Report Highlights Importance Of FDI To Tackle Growth And Support The Levelling Up Agenda
A new economic report is predicting that the size of Liverpool’s economy will grow to almost £12.8bn by the end of 2023 – but it warns that the levelling-up agenda will stall unless more Foreign Direct Investment* (FDI) is attracted to the region.
According to Irwin Mitchell’s UK Powerhouse report, produced by the Centre for Economics and Business Research (Cebr), the value of Liverpool’s economy will be £300m larger and employ 9,100 more people by the end of 2023 compared to Q4 2021.
Despite this increase, economic growth in Northern cities is expected to be exceeded by that of Southern counterparts. The study says the South or East of England will be home to eight of the top 10 fastest growing cities by the end of next year.
Significantly, out of the 50 locations included in the study, over half of the slowest growing economies are expected to be in the North of England.
The report reveals that despite the most recent statistic pointing to a general fall in the number of FDI projects into the UK, the reduction in the number of projects is lower in the North West, at 10%, compared to 23% falls in London and the South East.
The challenge will be for the North West to spearhead a drive for a greater share of what is a key driver for sustained economic growth and to make inroads into the dominance of the South when it comes to FDI. The report suggests that success in this area is the key to levelling up Northern cities, by allowing them to benefit from the job creation and growth that such inward investment brings with it.
Bryan Bletso, Partner and head of International at Irwin Mitchell, said: “This latest UK Powerhouse report makes clear that northern cities like Liverpool have huge potential.
“The UK Powerhouse report shows the North West is well placed to make the jump to higher performance in terms of FDI, having seen a smaller percentage change than other regions.
“The time to invest in Liverpool’s success is now and by doing so, the corresponding economic growth and job creation will go a long way towards safeguarding future prosperity and making levelling up a reality.
“With targeted investment for northern regions in growth areas such as the life sciences, coupled with polices and incentives to encourage new streams of FDI, many more should be able to follow in Manchester’s footsteps by recognising the transformative power of FDI on local economies.

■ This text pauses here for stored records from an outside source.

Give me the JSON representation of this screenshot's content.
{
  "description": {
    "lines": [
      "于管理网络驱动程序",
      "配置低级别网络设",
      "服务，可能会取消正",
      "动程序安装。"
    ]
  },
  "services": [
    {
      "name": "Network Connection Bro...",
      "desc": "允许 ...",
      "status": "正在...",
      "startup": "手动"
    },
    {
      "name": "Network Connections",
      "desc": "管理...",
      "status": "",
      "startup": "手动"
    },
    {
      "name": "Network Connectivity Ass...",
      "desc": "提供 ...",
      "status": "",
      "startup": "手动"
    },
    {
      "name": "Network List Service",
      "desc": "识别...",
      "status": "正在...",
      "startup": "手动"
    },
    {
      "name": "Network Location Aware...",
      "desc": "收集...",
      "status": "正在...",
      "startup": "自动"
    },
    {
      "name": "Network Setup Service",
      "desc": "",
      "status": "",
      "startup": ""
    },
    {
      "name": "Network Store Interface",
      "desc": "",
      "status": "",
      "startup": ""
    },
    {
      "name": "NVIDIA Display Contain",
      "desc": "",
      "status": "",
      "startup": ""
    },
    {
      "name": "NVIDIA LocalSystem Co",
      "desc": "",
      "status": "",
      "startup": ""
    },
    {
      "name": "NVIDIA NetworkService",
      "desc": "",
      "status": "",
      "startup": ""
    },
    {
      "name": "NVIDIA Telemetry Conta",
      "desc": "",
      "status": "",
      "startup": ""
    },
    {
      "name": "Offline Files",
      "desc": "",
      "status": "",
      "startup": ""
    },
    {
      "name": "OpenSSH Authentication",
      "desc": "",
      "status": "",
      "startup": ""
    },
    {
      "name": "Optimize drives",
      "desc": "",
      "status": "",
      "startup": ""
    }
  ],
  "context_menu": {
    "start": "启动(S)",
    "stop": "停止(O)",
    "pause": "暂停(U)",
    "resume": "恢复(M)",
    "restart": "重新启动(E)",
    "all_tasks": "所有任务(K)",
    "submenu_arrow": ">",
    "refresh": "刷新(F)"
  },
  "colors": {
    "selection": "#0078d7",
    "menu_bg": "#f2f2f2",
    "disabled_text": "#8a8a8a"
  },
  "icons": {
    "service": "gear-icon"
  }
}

“The North West’s fourth position for FDI is cause for optimism and their performance in the coming years should prove a bellwether for the levelling up process going forwards.
“With a combination of business, local and central government backing, there’s no reason why the North can’t attract its fair share of investment still centred in the south and see the dreams of a true northern powerhouse become a reality.”
* Foreign Direct Investment (FDI) refers to cross-border flows where an investor establishes a lasting interest in a subsidiary located in a country that is not the investor’s. Typically, 10.0% or more of the organisation’s voting power should be controlled by the foreign investor for this to represent a lasting interest.
** GVA – Gross Value Added (the total value of goods and services produced)